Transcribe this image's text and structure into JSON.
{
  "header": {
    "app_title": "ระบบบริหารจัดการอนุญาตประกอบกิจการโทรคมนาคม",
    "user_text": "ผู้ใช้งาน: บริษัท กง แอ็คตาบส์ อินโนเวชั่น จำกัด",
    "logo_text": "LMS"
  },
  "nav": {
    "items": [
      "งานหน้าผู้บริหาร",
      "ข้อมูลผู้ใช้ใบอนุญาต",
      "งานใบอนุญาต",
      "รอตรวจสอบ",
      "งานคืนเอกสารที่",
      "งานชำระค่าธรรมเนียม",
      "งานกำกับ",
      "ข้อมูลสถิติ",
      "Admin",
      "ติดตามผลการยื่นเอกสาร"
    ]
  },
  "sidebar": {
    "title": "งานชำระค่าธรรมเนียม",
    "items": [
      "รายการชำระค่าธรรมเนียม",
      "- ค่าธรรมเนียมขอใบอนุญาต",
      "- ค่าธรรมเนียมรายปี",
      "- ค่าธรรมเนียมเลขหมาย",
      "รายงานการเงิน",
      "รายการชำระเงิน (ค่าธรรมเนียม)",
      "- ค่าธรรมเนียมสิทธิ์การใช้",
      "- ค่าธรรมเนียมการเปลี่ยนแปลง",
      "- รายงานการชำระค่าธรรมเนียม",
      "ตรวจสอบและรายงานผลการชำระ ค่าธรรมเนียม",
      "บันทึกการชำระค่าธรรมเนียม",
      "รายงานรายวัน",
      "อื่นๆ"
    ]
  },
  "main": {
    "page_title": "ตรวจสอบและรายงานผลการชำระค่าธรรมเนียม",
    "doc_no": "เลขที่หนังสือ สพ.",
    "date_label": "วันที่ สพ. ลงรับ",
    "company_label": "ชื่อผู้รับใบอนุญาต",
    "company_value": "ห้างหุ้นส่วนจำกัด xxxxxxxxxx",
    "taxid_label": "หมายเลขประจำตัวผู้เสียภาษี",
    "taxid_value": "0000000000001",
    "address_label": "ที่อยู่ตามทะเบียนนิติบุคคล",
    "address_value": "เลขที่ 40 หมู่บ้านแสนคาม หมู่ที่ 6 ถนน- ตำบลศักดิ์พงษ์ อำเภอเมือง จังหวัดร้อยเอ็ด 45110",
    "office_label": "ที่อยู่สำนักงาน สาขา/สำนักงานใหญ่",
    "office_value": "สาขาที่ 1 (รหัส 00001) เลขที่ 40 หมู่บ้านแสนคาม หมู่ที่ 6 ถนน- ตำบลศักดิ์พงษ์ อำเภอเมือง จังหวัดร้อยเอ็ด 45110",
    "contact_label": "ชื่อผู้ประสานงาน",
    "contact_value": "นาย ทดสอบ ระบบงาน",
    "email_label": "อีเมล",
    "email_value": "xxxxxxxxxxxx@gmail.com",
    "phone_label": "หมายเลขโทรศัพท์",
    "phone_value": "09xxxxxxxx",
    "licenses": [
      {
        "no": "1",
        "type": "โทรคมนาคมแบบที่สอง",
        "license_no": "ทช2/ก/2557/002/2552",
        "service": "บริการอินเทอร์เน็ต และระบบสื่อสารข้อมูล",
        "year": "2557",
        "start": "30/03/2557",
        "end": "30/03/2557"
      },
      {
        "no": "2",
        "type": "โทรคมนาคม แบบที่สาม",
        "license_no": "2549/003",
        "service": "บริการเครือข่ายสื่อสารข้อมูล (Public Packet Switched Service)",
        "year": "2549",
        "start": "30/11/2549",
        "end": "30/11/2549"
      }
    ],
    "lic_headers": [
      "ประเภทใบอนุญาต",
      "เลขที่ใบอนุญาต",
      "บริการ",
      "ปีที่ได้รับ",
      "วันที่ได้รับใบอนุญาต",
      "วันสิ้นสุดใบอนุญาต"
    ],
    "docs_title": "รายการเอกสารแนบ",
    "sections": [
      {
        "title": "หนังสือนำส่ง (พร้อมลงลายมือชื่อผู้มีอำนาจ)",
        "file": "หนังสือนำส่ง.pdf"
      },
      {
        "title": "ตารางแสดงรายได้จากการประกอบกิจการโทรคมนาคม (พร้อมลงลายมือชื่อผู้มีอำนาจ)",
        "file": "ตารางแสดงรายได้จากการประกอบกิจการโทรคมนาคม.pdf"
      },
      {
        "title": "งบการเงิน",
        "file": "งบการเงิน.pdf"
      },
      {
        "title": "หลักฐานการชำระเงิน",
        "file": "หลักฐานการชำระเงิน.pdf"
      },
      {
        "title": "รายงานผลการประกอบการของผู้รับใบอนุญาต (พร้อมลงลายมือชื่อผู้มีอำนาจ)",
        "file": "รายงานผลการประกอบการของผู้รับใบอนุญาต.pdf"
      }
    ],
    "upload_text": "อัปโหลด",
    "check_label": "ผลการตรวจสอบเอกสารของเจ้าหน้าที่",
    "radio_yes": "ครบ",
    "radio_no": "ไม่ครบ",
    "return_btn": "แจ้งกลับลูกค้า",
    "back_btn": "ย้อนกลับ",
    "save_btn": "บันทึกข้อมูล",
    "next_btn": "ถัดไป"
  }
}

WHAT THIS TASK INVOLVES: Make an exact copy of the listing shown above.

TASK SOLUTION:
Transcribe this image's text and structure into JSON.
{
  "header": {
    "app_title": "ระบบบริหารจัดการอนุญาตประกอบกิจการโทรคมนาคม",
    "user_text": "ผู้ใช้งาน: บริษัท กง แอ็คตาบส์ อินโนเวชั่น จำกัด",
    "logo_text": "LMS"
  },
  "nav": {
    "items": [
      "งานหน้าผู้บริหาร",
      "ข้อมูลผู้ใช้ใบอนุญาต",
      "งานใบอนุญาต",
      "รอตรวจสอบ",
      "งานคืนเอกสารที่",
      "งานชำระค่าธรรมเนียม",
      "งานกำกับ",
      "ข้อมูลสถิติ",
      "Admin",
      "ติดตามผลการยื่นเอกสาร"
    ]
  },
  "sidebar": {
    "title": "งานชำระค่าธรรมเนียม",
    "items": [
      "รายการชำระค่าธรรมเนียม",
      "- ค่าธรรมเนียมขอใบอนุญาต",
      "- ค่าธรรมเนียมรายปี",
      "- ค่าธรรมเนียมเลขหมาย",
      "รายงานการเงิน",
      "รายการชำระเงิน (ค่าธรรมเนียม)",
      "- ค่าธรรมเนียมสิทธิ์การใช้",
      "- ค่าธรรมเนียมการเปลี่ยนแปลง",
      "- รายงานการชำระค่าธรรมเนียม",
      "ตรวจสอบและรายงานผลการชำระ ค่าธรรมเนียม",
      "บันทึกการชำระค่าธรรมเนียม",
      "รายงานรายวัน",
      "อื่นๆ"
    ]
  },
  "main": {
    "page_title": "ตรวจสอบและรายงานผลการชำระค่าธรรมเนียม",
    "doc_no": "เลขที่หนังสือ สพ.",
    "date_label": "วันที่ สพ. ลงรับ",
    "company_label": "ชื่อผู้รับใบอนุญาต",
    "company_value": "ห้างหุ้นส่วนจำกัด xxxxxxxxxx",
    "taxid_label": "หมายเลขประจำตัวผู้เสียภาษี",
    "taxid_value": "0000000000001",
    "address_label": "ที่อยู่ตามทะเบียนนิติบุคคล",
    "address_value": "เลขที่ 40 หมู่บ้านแสนคาม หมู่ที่ 6 ถนน- ตำบลศักดิ์พงษ์ อำเภอเมือง จังหวัดร้อยเอ็ด 45110",
    "office_label": "ที่อยู่สำนักงาน สาขา/สำนักงานใหญ่",
    "office_value": "สาขาที่ 1 (รหัส 00001) เลขที่ 40 หมู่บ้านแสนคาม หมู่ที่ 6 ถนน- ตำบลศักดิ์พงษ์ อำเภอเมือง จังหวัดร้อยเอ็ด 45110",
    "contact_label": "ชื่อผู้ประสานงาน",
    "contact_value": "นาย ทดสอบ ระบบงาน",
    "email_label": "อีเมล",
    "email_value": "xxxxxxxxxxxx@gmail.com",
    "phone_label": "หมายเลขโทรศัพท์",
    "phone_value": "09xxxxxxxx",
    "licenses": [
      {
        "no": "1",
        "type": "โทรคมนาคมแบบที่สอง",
        "license_no": "ทช2/ก/2557/002/2552",
        "service": "บริการอินเทอร์เน็ต และระบบสื่อสารข้อมูล",
        "year": "2557",
        "start": "30/03/2557",
        "end": "30/03/2557"
      },
      {
        "no": "2",
        "type": "โทรคมนาคม แบบที่สาม",
        "license_no": "2549/003",
        "service": "บริการเครือข่ายสื่อสารข้อมูล (Public Packet Switched Service)",
        "year": "2549",
        "start": "30/11/2549",
        "end": "30/11/2549"
      }
    ],
    "lic_headers": [
      "ประเภทใบอนุญาต",
      "เลขที่ใบอนุญาต",
      "บริการ",
      "ปีที่ได้รับ",
      "วันที่ได้รับใบอนุญาต",
      "วันสิ้นสุดใบอนุญาต"
    ],
    "docs_title": "รายการเอกสารแนบ",
    "sections": [
      {
        "title": "หนังสือนำส่ง (พร้อมลงลายมือชื่อผู้มีอำนาจ)",
        "file": "หนังสือนำส่ง.pdf"
      },
      {
        "title": "ตารางแสดงรายได้จากการประกอบกิจการโทรคมนาคม (พร้อมลงลายมือชื่อผู้มีอำนาจ)",
        "file": "ตารางแสดงรายได้จากการประกอบกิจการโทรคมนาคม.pdf"
      },
      {
        "title": "งบการเงิน",
        "file": "งบการเงิน.pdf"
      },
      {
        "title": "หลักฐานการชำระเงิน",
        "file": "หลักฐานการชำระเงิน.pdf"
      },
      {
        "title": "รายงานผลการประกอบการของผู้รับใบอนุญาต (พร้อมลงลายมือชื่อผู้มีอำนาจ)",
        "file": "รายงานผลการประกอบการของผู้รับใบอนุญาต.pdf"
      }
    ],
    "upload_text": "อัปโหลด",
    "check_label": "ผลการตรวจสอบเอกสารของเจ้าหน้าที่",
    "radio_yes": "ครบ",
    "radio_no": "ไม่ครบ",
    "return_btn": "แจ้งกลับลูกค้า",
    "back_btn": "ย้อนกลับ",
    "save_btn": "บันทึกข้อมูล",
    "next_btn": "ถัดไป"
  }
}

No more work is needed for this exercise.